**Stored data entries**:
⟨

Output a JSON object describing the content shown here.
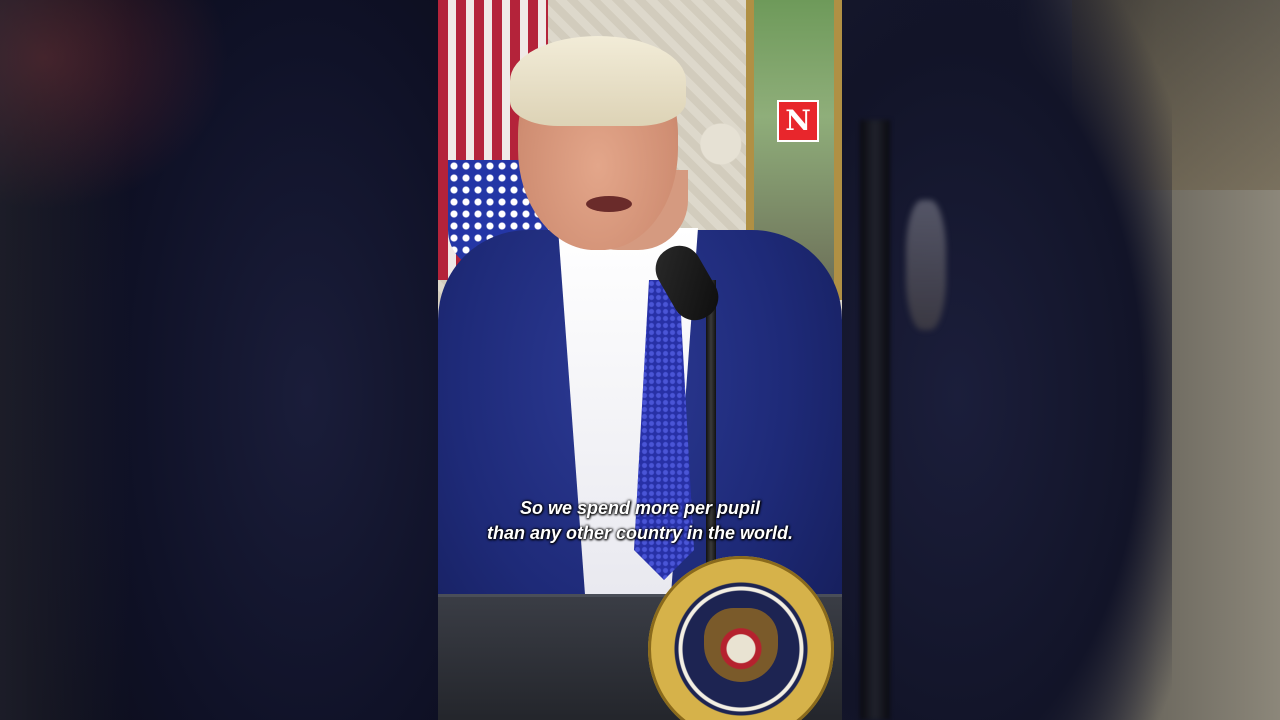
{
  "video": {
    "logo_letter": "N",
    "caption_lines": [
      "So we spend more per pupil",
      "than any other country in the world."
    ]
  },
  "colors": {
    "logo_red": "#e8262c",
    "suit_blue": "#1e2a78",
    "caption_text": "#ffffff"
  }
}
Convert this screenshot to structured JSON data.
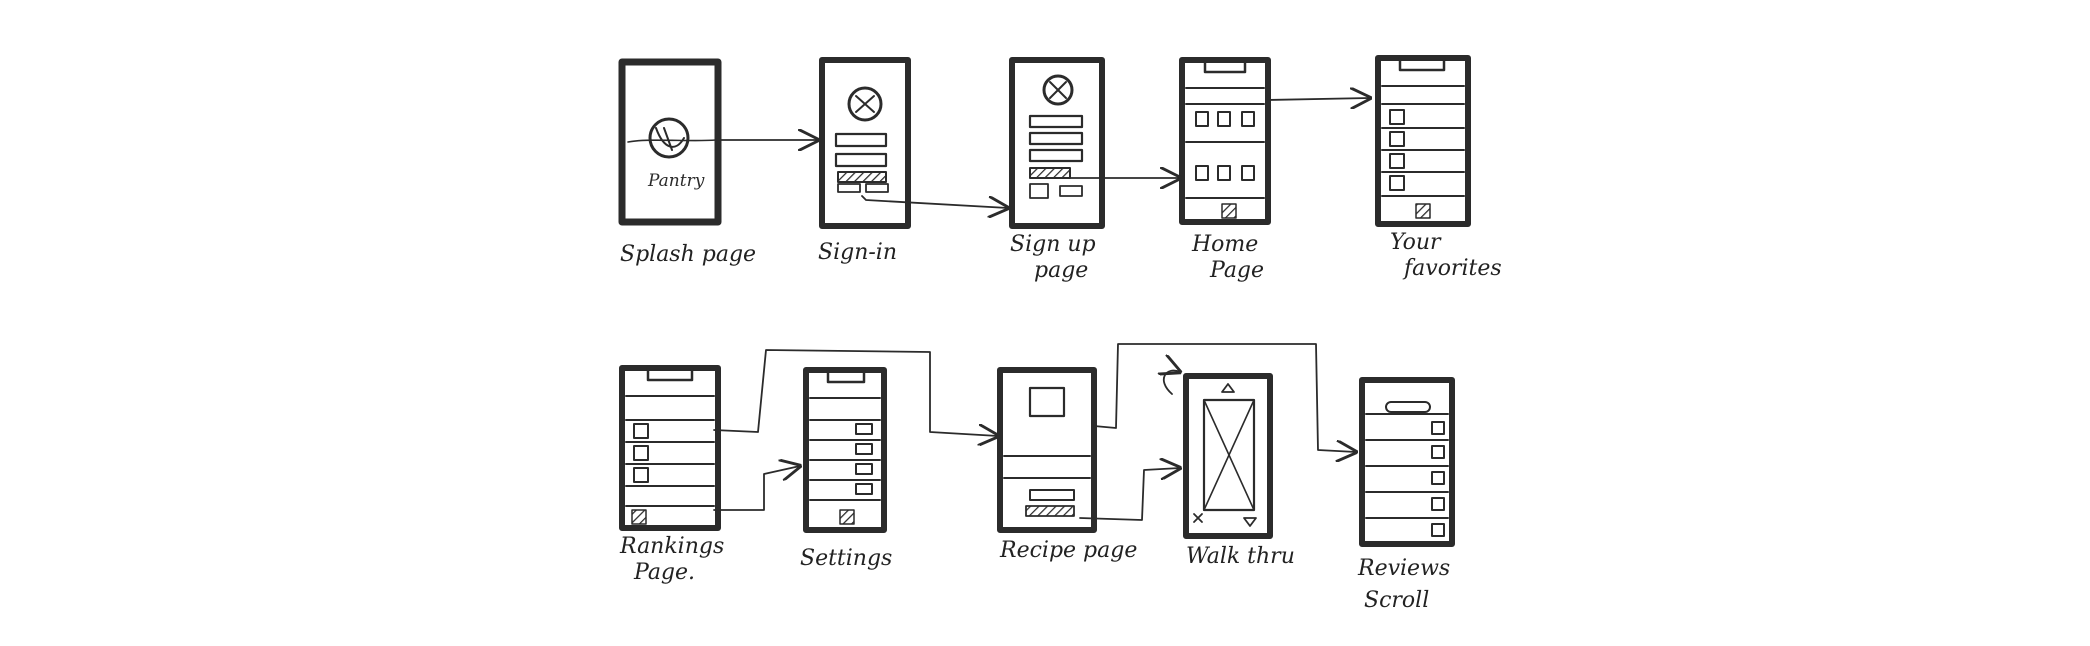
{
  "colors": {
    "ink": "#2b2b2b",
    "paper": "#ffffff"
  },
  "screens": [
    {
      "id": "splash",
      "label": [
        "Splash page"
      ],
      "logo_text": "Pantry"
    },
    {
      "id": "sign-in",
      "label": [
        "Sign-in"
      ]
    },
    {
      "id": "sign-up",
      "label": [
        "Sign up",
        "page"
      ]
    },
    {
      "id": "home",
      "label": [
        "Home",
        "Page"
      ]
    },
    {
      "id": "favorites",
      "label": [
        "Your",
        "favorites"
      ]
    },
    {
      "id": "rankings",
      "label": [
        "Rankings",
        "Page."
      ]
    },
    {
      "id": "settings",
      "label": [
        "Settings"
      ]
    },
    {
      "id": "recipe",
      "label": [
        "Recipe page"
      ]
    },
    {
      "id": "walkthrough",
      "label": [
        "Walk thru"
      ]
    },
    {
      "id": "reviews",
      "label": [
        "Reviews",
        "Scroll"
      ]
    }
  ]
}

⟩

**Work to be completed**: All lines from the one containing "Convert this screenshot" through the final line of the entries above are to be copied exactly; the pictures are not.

**Answer to the exercise**:
Convert this screenshot to structured JSON data.
{
  "colors": {
    "ink": "#2b2b2b",
    "paper": "#ffffff"
  },
  "screens": [
    {
      "id": "splash",
      "label": [
        "Splash page"
      ],
      "logo_text": "Pantry"
    },
    {
      "id": "sign-in",
      "label": [
        "Sign-in"
      ]
    },
    {
      "id": "sign-up",
      "label": [
        "Sign up",
        "page"
      ]
    },
    {
      "id": "home",
      "label": [
        "Home",
        "Page"
      ]
    },
    {
      "id": "favorites",
      "label": [
        "Your",
        "favorites"
      ]
    },
    {
      "id": "rankings",
      "label": [
        "Rankings",
        "Page."
      ]
    },
    {
      "id": "settings",
      "label": [
        "Settings"
      ]
    },
    {
      "id": "recipe",
      "label": [
        "Recipe page"
      ]
    },
    {
      "id": "walkthrough",
      "label": [
        "Walk thru"
      ]
    },
    {
      "id": "reviews",
      "label": [
        "Reviews",
        "Scroll"
      ]
    }
  ]
}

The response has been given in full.